_Try it:_ Would you please copy every line from the records that contains the word "date"?

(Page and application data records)
+ + + + + + +

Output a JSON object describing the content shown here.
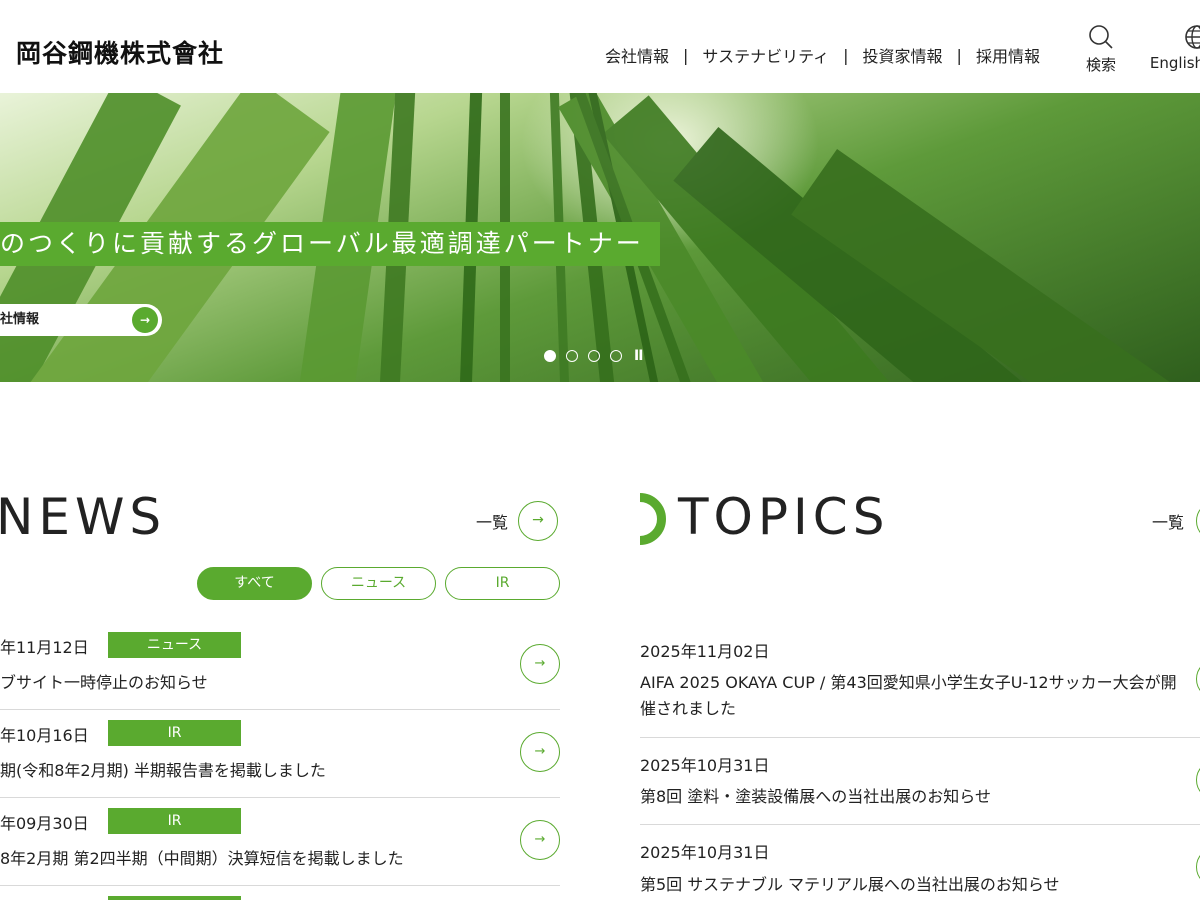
{
  "header": {
    "logo": "岡谷鋼機株式會社",
    "nav": [
      "会社情報",
      "サステナビリティ",
      "投資家情報",
      "採用情報"
    ],
    "search_label": "検索",
    "lang_label": "English"
  },
  "hero": {
    "catch": "のつくりに貢献するグローバル最適調達パートナー",
    "button_label": "社情報",
    "button_arrow": "→",
    "slides": 4,
    "active_slide": 1,
    "pause": "II"
  },
  "news": {
    "title": "NEWS",
    "more_label": "一覧",
    "more_arrow": "→",
    "filters": [
      "すべて",
      "ニュース",
      "IR"
    ],
    "items": [
      {
        "date": "年11月12日",
        "category": "ニュース",
        "title": "ブサイト一時停止のお知らせ",
        "arrow": "→"
      },
      {
        "date": "年10月16日",
        "category": "IR",
        "title": "期(令和8年2月期) 半期報告書を掲載しました",
        "arrow": "→"
      },
      {
        "date": "年09月30日",
        "category": "IR",
        "title": "8年2月期 第2四半期（中間期）決算短信を掲載しました",
        "arrow": "→"
      }
    ]
  },
  "topics": {
    "title": "TOPICS",
    "more_label": "一覧",
    "items": [
      {
        "date": "2025年11月02日",
        "title": "AIFA 2025 OKAYA CUP / 第43回愛知県小学生女子U-12サッカー大会が開催されました"
      },
      {
        "date": "2025年10月31日",
        "title": "第8回 塗料・塗装設備展への当社出展のお知らせ"
      },
      {
        "date": "2025年10月31日",
        "title": "第5回 サステナブル マテリアル展への当社出展のお知らせ"
      }
    ]
  },
  "colors": {
    "accent": "#5aaa2f",
    "divider": "#d9d9d9",
    "text": "#222222"
  },
  "icons": {
    "search": "search-icon",
    "globe": "globe-icon",
    "arrow": "arrow-right-icon"
  }
}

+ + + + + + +

_Response to this exercise:_
        "date": "年11月12日",
        "date": "年10月16日",
        "date": "年09月30日",
        "date": "2025年11月02日",
        "date": "2025年10月31日",
        "date": "2025年10月31日",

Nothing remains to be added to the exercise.